Mental health is important at all ages
World Mental Health Day, observed on October 10th, is a crucial reminder of the importance of mental well-being in our lives. This year let’s shine a spotlight on the role educators play in supporting children’s mental health in schools.
Teachers and teaching assistants are not just academic guides; they can also be pillars of strength and support for students who are struggling with their mental health.
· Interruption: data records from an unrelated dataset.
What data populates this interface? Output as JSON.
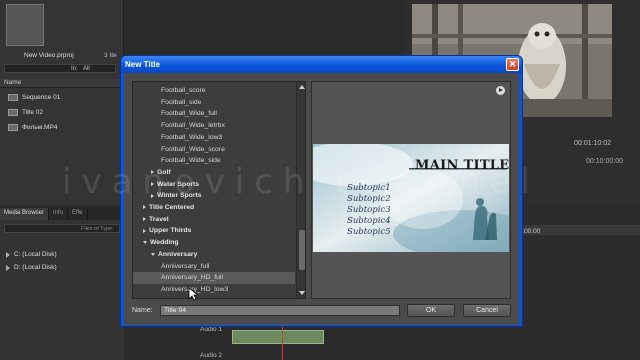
{
  "project": {
    "name": "New Video.prproj",
    "count": "3 Ite",
    "in_label": "In:",
    "in_value": "All",
    "column_name": "Name",
    "items": [
      {
        "label": "Sequence 01",
        "icon": "sequence-icon"
      },
      {
        "label": "Title 02",
        "icon": "title-icon"
      },
      {
        "label": "Фильм.MP4",
        "icon": "video-file-icon"
      }
    ]
  },
  "media_browser": {
    "tabs": [
      "Media Browser",
      "Info",
      "Effe"
    ],
    "files_label": "Files of Type:",
    "disks": [
      "C: (Local Disk)",
      "D: (Local Disk)"
    ]
  },
  "program_monitor": {
    "timecode": "00:01:10:02",
    "timeline_tc": "00:10:00:00",
    "seq_tc": "00:04:00:00"
  },
  "timeline": {
    "tracks": [
      "Audio 1",
      "Audio 2"
    ]
  },
  "dialog": {
    "title": "New Title",
    "close_glyph": "✕",
    "tree": [
      {
        "label": "Football_score",
        "level": 2,
        "kind": "item"
      },
      {
        "label": "Football_side",
        "level": 2,
        "kind": "item"
      },
      {
        "label": "Football_Wide_full",
        "level": 2,
        "kind": "item"
      },
      {
        "label": "Football_Wide_letrbx",
        "level": 2,
        "kind": "item"
      },
      {
        "label": "Football_Wide_low3",
        "level": 2,
        "kind": "item"
      },
      {
        "label": "Football_Wide_score",
        "level": 2,
        "kind": "item"
      },
      {
        "label": "Football_Wide_side",
        "level": 2,
        "kind": "item"
      },
      {
        "label": "Golf",
        "level": 1,
        "kind": "collapsed"
      },
      {
        "label": "Water Sports",
        "level": 1,
        "kind": "collapsed"
      },
      {
        "label": "Winter Sports",
        "level": 1,
        "kind": "collapsed"
      },
      {
        "label": "Title Centered",
        "level": 0,
        "kind": "collapsed"
      },
      {
        "label": "Travel",
        "level": 0,
        "kind": "collapsed"
      },
      {
        "label": "Upper Thirds",
        "level": 0,
        "kind": "collapsed"
      },
      {
        "label": "Wedding",
        "level": 0,
        "kind": "expanded"
      },
      {
        "label": "Anniversary",
        "level": 1,
        "kind": "expanded"
      },
      {
        "label": "Anniversary_full",
        "level": 2,
        "kind": "item"
      },
      {
        "label": "Anniversary_HD_full",
        "level": 2,
        "kind": "selected"
      },
      {
        "label": "Anniversary_HD_low3",
        "level": 2,
        "kind": "item"
      }
    ],
    "preview": {
      "main_title": "MAIN TITLE",
      "subtopics": [
        "Subtopic1",
        "Subtopic2",
        "Subtopic3",
        "Subtopic4",
        "Subtopic5"
      ]
    },
    "name_label": "Name:",
    "name_value": "Title 04",
    "ok_label": "OK",
    "cancel_label": "Cancel"
  },
  "watermark": "ivanovich channel",
  "colors": {
    "xp_titlebar": "#0a54d8",
    "dialog_body": "#4b4b4b",
    "close_button": "#c8432a"
  }
}
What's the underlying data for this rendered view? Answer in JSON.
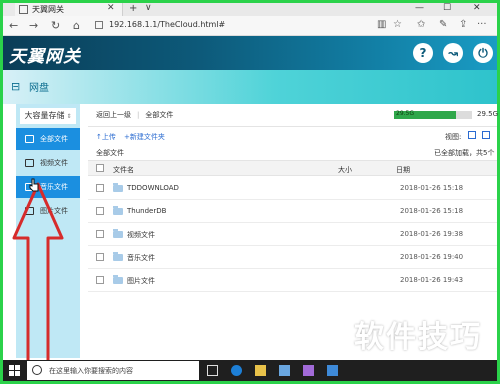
{
  "browser": {
    "tab_title": "天翼网关",
    "tab_close": "✕",
    "new_tab": "+",
    "tab_menu": "∨",
    "window_minimize": "—",
    "window_maximize": "☐",
    "window_close": "✕",
    "address": "192.168.1.1/TheCloud.html#",
    "nav": {
      "back": "←",
      "forward": "→",
      "refresh": "↻",
      "home": "⌂"
    },
    "tools": {
      "reading_view": "▥",
      "favorite": "☆",
      "favorites_list": "✩",
      "notes": "✎",
      "share": "⇪",
      "more": "···"
    }
  },
  "header": {
    "logo": "天翼网关",
    "help_icon": "?",
    "connect_icon": "↝",
    "power_icon": "⏻"
  },
  "banner": {
    "icon": "⊟",
    "title": "网盘"
  },
  "sidebar": {
    "storage_title": "大容量存储",
    "storage_chevron": "⇕",
    "items": [
      {
        "label": "全部文件",
        "icon": "all-files-icon",
        "active": true
      },
      {
        "label": "视频文件",
        "icon": "video-files-icon",
        "active": false
      },
      {
        "label": "音乐文件",
        "icon": "music-files-icon",
        "active": true
      },
      {
        "label": "图片文件",
        "icon": "image-files-icon",
        "active": false
      }
    ]
  },
  "main": {
    "breadcrumb": {
      "back": "返回上一级",
      "separator": "|",
      "current": "全部文件"
    },
    "storage": {
      "used_label": "29.5G",
      "total_label": "29.5G",
      "used_fraction": 0.8
    },
    "actions": {
      "upload": "上传",
      "new_folder": "新建文件夹"
    },
    "view_label": "视图:",
    "section_title": "全部文件",
    "load_status": "已全部加载，共5个",
    "columns": {
      "name": "文件名",
      "size": "大小",
      "date": "日期"
    },
    "rows": [
      {
        "name": "TDDOWNLOAD",
        "date": "2018-01-26 15:18"
      },
      {
        "name": "ThunderDB",
        "date": "2018-01-26 15:18"
      },
      {
        "name": "视频文件",
        "date": "2018-01-26 19:38"
      },
      {
        "name": "音乐文件",
        "date": "2018-01-26 19:40"
      },
      {
        "name": "图片文件",
        "date": "2018-01-26 19:43"
      }
    ]
  },
  "watermark": "软件技巧",
  "taskbar": {
    "search_placeholder": "在这里输入你要搜索的内容"
  },
  "colors": {
    "frame": "#2bd24a",
    "active_item": "#1b8fe0",
    "arrow": "#d62b2b",
    "progress": "#2fa74a"
  }
}
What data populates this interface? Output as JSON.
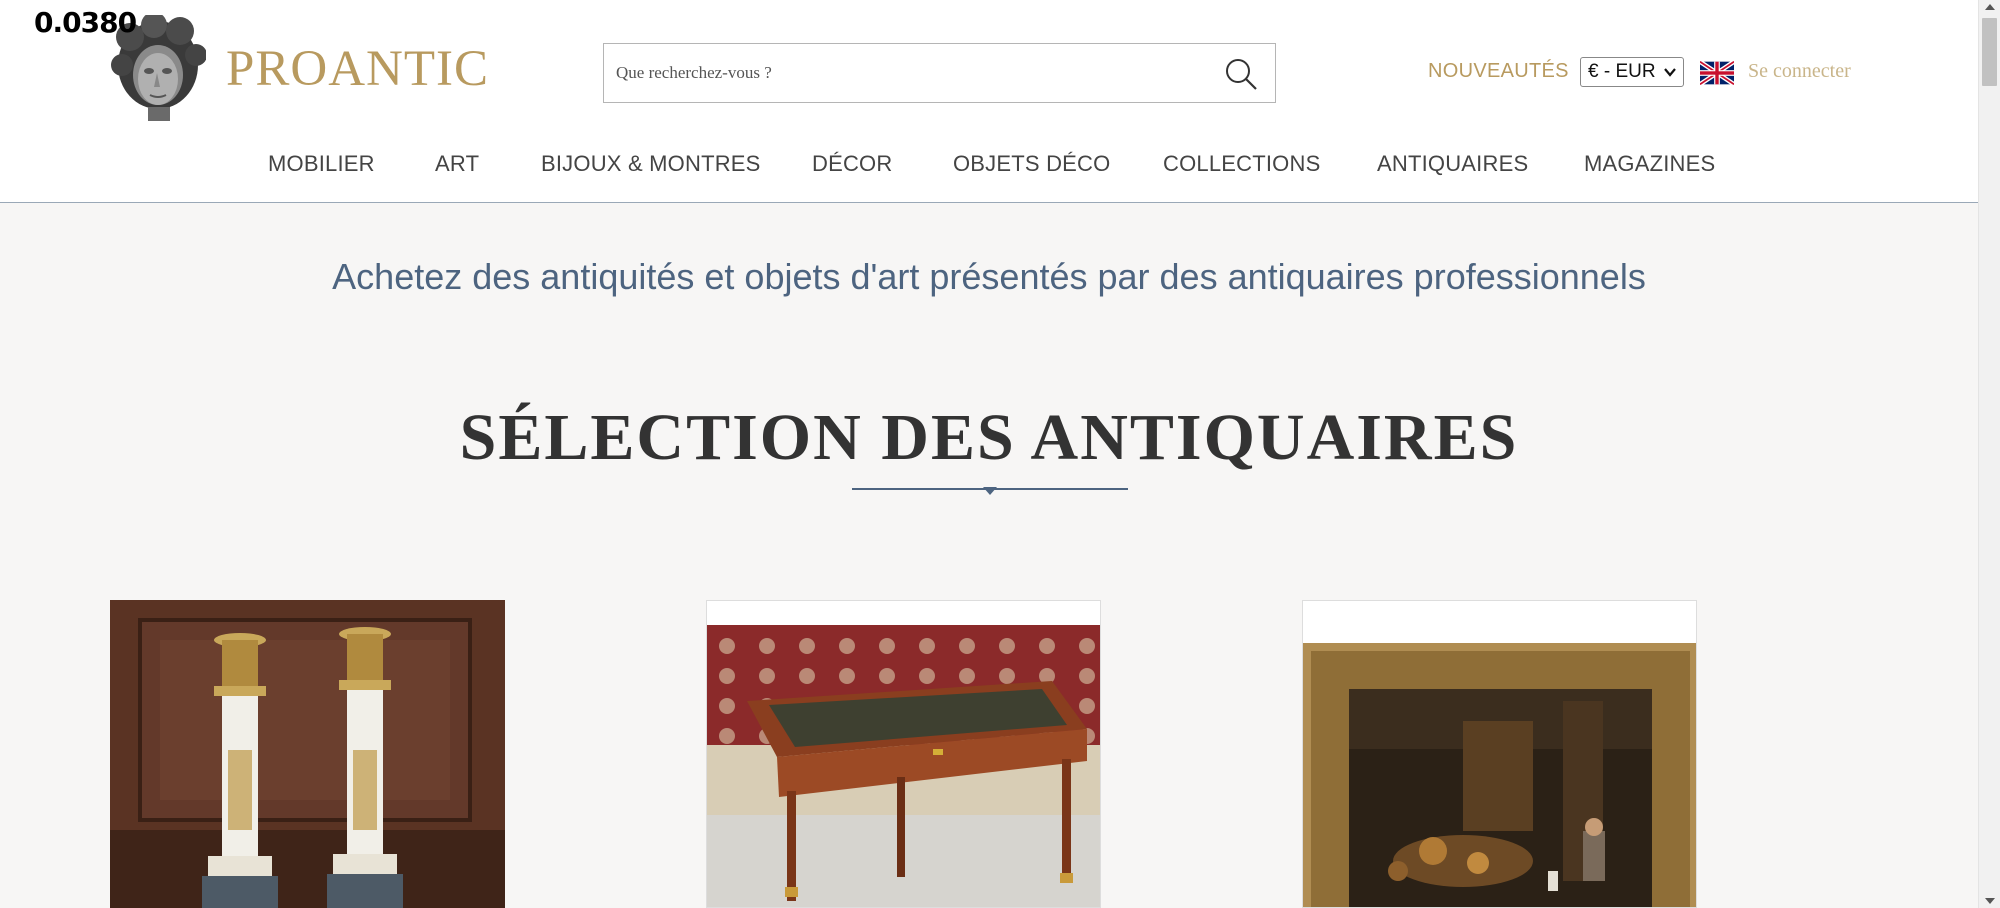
{
  "overlay": {
    "counter": "0.0380"
  },
  "header": {
    "brand": "PROANTIC",
    "search_placeholder": "Que recherchez-vous ?",
    "new_label": "NOUVEAUTÉS",
    "currency": "€ - EUR",
    "login_label": "Se connecter"
  },
  "nav": {
    "items": [
      {
        "label": "MOBILIER"
      },
      {
        "label": "ART"
      },
      {
        "label": "BIJOUX & MONTRES"
      },
      {
        "label": "DÉCOR"
      },
      {
        "label": "OBJETS DÉCO"
      },
      {
        "label": "COLLECTIONS"
      },
      {
        "label": "ANTIQUAIRES"
      },
      {
        "label": "MAGAZINES"
      }
    ]
  },
  "main": {
    "tagline": "Achetez des antiquités et objets d'art présentés par des antiquaires professionnels",
    "section_title": "SÉLECTION DES ANTIQUAIRES"
  },
  "products": [
    {
      "image": "candlesticks-photo"
    },
    {
      "image": "writing-desk-photo"
    },
    {
      "image": "framed-painting-photo"
    }
  ],
  "colors": {
    "brand_gold": "#b89a5f",
    "accent_blue": "#4d6480",
    "background": "#f7f6f5"
  }
}
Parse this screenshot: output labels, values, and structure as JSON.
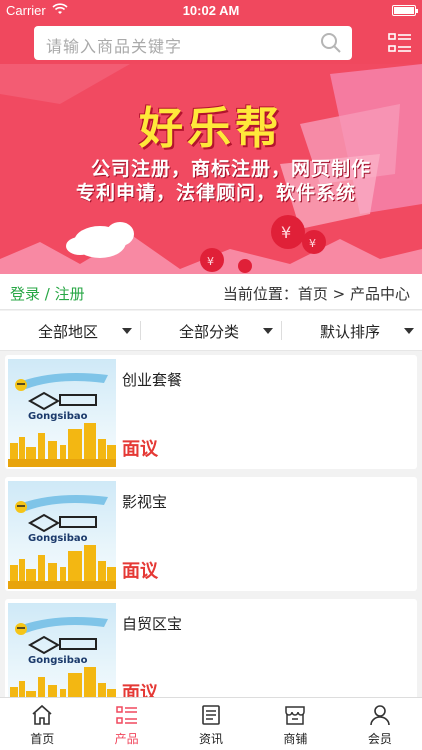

This listicle offers ten practical ways teachers and teaching assistants can support students struggling with their mental health.
1. Recognise the Signs:
Stay vigilant for behavioural changes, academic declines, and emotional expressions.
2. Create a Safe Space:
Encourage open communication, practice mindful listening, and normalise discussions about mental health.
3. Positive Reinforcement:
Boost students’ self-esteem by acknowledging their achievements, no matter how small.
4. Work in partnership with Professionals:
Share concerns with school counsellors and psychologists and work together to create support plans.
5. Promote Self-Care:
Set an example by maintaining a healthy work-life balance and seeking support when needed.
6. Attend Training:
Stay informed about mental health resources and attend relevant training sessions.
7. Coordination with Parents:
Work together with parents to ensure students receive consistent support at home and school.
8. Inclusivity and Diversity:
Respect cultural differences and consider diverse backgrounds when offering support.
9. Teach Stress Management:
Integrate stress-reduction techniques into the curriculum to empower students with coping skills.
10. Encourage Peer Support:
Create a supportive classroom atmosphere where students can help each other and share experiences.
A different kind of homework…
Britain Get Talking – ITV Campaign
Additionally, on World Mental Health Day, 10th October 2023, ITV’s Britain Get Talking campaign is taking a unique approach to address the mental health challenges facing school children. With mental health concerns rising in nearly 40% of school children, this campaign is assigning a different kind of homework—one aimed at reducing stress and anxiety by encouraging open conversations about what’s on our minds. You can participate by engaging in a chat tonight or taking part in their national homework exercise. There’s no need for pen and paper; you can start by downloading their task and expressing your worries by writing or drawing them on the front cover. It’s a meaningful initiative to promote mental well-being and create spaces for vital discussions about mental health.
Download the ITV Campaign schools resource pack here: https://www.itv.com/britaingettalking/schools.html
Make a difference to children’s mental health
Teachers and teaching assistants have the potential to make a profound impact on a child’s mental health. On World Mental Health Day 2023, let’s commit to creating compassionate, safe, and inclusive learning environments where children can thrive academically and emotionally.
By recognising the signs, promoting open communication, collaborating with professionals, encouraging self-care, and embracing diversity, educators can be beacons of hope and support for children facing mental health challenges. Together, we can help our students navigate the path to mental well-being and a brighter future.
Remember that there are numerous organisations that offer valuable resources and advice to teachers concerned about their students’ mental well-being. Don’t hesitate to reach out to organisations like YoungMinds for more information and assistance.